(App and web page records)
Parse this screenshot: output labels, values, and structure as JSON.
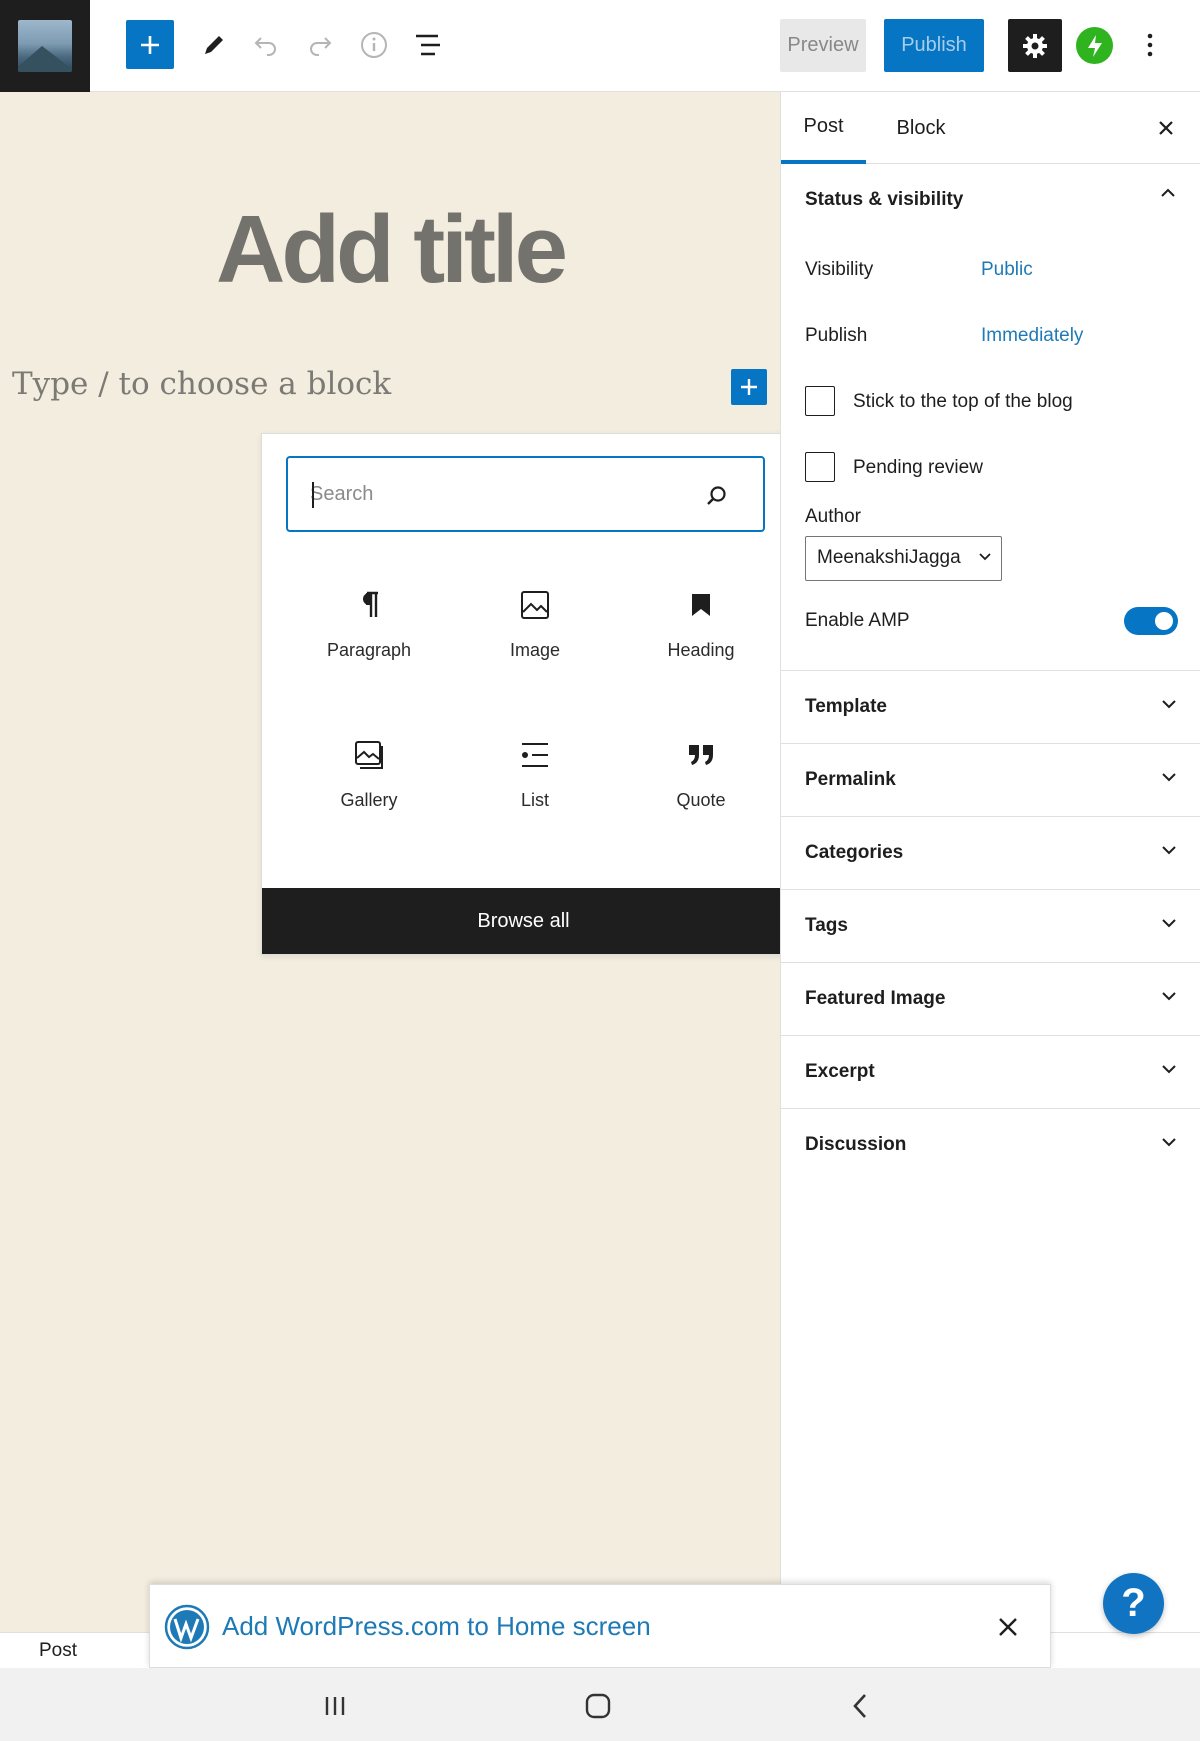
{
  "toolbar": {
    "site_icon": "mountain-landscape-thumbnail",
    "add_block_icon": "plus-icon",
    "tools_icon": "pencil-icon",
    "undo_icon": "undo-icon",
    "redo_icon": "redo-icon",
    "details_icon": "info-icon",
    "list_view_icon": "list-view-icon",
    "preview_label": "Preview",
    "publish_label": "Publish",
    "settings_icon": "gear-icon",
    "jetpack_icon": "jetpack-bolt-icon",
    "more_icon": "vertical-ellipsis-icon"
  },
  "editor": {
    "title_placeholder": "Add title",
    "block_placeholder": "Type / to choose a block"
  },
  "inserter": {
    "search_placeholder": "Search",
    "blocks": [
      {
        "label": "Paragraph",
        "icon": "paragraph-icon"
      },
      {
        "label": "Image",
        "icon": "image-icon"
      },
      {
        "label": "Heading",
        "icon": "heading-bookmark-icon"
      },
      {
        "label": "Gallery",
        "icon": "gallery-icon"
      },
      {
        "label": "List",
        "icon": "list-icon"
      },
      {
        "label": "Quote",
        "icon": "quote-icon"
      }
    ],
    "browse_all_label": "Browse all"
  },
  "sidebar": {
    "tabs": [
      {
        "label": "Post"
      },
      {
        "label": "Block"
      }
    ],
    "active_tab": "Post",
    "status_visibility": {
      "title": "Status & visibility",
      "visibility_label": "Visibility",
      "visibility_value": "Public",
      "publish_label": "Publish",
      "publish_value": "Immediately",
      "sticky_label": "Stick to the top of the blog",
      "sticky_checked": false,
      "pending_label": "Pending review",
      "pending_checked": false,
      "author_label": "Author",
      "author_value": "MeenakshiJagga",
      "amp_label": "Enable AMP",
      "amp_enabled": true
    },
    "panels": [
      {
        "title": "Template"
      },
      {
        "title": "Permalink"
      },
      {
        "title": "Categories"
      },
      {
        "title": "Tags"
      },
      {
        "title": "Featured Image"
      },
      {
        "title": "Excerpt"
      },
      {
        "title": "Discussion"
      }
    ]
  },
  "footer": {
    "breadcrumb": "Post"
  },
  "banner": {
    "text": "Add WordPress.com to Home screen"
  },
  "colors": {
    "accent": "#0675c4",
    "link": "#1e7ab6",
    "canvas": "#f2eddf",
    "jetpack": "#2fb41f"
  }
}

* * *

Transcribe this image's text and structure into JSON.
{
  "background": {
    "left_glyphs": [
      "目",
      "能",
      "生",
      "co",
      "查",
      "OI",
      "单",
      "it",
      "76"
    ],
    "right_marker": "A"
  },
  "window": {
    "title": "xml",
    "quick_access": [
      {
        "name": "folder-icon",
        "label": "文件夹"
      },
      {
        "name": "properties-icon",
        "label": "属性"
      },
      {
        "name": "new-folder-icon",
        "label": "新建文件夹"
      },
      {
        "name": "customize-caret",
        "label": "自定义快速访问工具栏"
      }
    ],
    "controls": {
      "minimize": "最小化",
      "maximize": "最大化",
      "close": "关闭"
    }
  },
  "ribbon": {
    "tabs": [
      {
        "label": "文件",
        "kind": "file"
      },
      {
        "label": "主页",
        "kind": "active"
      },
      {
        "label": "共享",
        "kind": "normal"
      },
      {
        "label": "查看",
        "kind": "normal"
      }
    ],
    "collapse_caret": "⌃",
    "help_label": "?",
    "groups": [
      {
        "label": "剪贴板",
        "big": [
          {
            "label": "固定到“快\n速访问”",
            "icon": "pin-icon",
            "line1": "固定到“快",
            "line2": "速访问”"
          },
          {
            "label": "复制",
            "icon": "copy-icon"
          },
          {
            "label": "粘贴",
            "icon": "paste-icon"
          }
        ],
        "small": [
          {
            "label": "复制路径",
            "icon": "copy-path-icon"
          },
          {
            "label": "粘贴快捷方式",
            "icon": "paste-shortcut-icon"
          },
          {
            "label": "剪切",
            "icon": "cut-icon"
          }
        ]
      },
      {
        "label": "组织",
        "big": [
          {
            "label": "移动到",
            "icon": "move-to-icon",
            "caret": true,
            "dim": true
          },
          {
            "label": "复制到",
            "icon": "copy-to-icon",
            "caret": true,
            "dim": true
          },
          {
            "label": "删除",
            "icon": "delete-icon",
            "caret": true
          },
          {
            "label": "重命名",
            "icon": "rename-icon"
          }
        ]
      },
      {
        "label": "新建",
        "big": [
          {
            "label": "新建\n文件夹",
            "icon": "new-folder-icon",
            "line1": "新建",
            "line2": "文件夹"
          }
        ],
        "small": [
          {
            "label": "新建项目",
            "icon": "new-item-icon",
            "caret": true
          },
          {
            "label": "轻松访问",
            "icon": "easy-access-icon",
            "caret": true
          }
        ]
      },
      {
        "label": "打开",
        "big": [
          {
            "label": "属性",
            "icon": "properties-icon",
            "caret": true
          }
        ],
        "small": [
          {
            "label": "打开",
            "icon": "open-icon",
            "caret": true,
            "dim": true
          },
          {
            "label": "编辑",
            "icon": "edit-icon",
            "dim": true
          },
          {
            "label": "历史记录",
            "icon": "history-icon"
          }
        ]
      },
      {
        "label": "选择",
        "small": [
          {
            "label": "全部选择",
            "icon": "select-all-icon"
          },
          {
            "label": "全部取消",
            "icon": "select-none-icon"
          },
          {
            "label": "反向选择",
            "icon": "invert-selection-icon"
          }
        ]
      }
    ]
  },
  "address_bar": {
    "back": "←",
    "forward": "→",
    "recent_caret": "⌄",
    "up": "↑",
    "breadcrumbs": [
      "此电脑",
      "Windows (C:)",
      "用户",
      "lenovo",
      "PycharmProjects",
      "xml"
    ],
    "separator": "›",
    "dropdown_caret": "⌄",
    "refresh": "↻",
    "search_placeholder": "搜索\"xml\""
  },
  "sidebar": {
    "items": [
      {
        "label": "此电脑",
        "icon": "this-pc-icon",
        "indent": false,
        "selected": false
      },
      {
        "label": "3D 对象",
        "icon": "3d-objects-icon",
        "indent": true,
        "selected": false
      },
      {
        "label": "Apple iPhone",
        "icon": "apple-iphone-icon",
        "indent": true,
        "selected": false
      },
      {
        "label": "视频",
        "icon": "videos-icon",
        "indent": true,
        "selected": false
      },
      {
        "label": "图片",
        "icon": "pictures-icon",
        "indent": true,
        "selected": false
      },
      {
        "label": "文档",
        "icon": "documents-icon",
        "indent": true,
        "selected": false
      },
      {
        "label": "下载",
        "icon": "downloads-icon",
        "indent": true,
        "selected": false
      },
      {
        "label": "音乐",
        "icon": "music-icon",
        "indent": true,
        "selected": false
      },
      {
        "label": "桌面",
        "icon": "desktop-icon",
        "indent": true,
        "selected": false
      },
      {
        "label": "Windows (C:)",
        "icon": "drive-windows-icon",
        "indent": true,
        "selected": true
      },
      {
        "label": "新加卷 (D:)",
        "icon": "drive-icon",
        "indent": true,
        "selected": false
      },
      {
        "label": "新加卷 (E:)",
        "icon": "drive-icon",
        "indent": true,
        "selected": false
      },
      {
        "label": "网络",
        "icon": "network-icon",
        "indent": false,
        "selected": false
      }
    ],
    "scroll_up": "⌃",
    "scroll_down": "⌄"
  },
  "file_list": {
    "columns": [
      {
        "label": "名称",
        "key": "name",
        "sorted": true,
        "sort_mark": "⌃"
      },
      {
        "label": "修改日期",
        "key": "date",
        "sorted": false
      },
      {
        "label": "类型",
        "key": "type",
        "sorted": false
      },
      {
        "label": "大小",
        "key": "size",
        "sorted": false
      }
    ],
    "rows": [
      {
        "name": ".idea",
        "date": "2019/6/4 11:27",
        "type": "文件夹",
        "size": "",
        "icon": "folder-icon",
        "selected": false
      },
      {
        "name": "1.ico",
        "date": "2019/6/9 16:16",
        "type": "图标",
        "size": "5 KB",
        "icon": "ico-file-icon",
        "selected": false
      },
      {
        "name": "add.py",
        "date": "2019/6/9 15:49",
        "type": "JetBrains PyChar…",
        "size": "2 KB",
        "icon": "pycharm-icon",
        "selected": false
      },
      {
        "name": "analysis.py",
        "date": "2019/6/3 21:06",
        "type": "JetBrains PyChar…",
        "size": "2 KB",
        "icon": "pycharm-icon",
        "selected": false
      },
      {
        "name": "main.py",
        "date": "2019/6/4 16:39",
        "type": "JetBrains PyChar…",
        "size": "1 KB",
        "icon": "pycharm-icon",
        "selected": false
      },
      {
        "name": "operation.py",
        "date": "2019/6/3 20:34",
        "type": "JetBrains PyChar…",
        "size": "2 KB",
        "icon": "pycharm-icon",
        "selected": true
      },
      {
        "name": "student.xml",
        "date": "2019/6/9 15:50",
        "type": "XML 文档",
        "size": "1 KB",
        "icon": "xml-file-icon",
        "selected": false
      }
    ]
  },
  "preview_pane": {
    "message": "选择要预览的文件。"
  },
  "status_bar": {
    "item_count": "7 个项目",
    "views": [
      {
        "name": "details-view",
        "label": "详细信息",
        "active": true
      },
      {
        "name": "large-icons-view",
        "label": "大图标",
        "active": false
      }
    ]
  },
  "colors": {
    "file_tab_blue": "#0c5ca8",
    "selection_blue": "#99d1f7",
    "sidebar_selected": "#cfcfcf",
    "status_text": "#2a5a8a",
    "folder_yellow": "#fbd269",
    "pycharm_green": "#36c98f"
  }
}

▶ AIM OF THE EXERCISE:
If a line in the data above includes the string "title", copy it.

▶ SOLUTION TO THE PROBLEM:
    "title_placeholder": "Add title",
      "title": "Status & visibility",
        "title": "Template"
        "title": "Permalink"
        "title": "Categories"
        "title": "Tags"
        "title": "Featured Image"
        "title": "Excerpt"
        "title": "Discussion"
    "title": "xml",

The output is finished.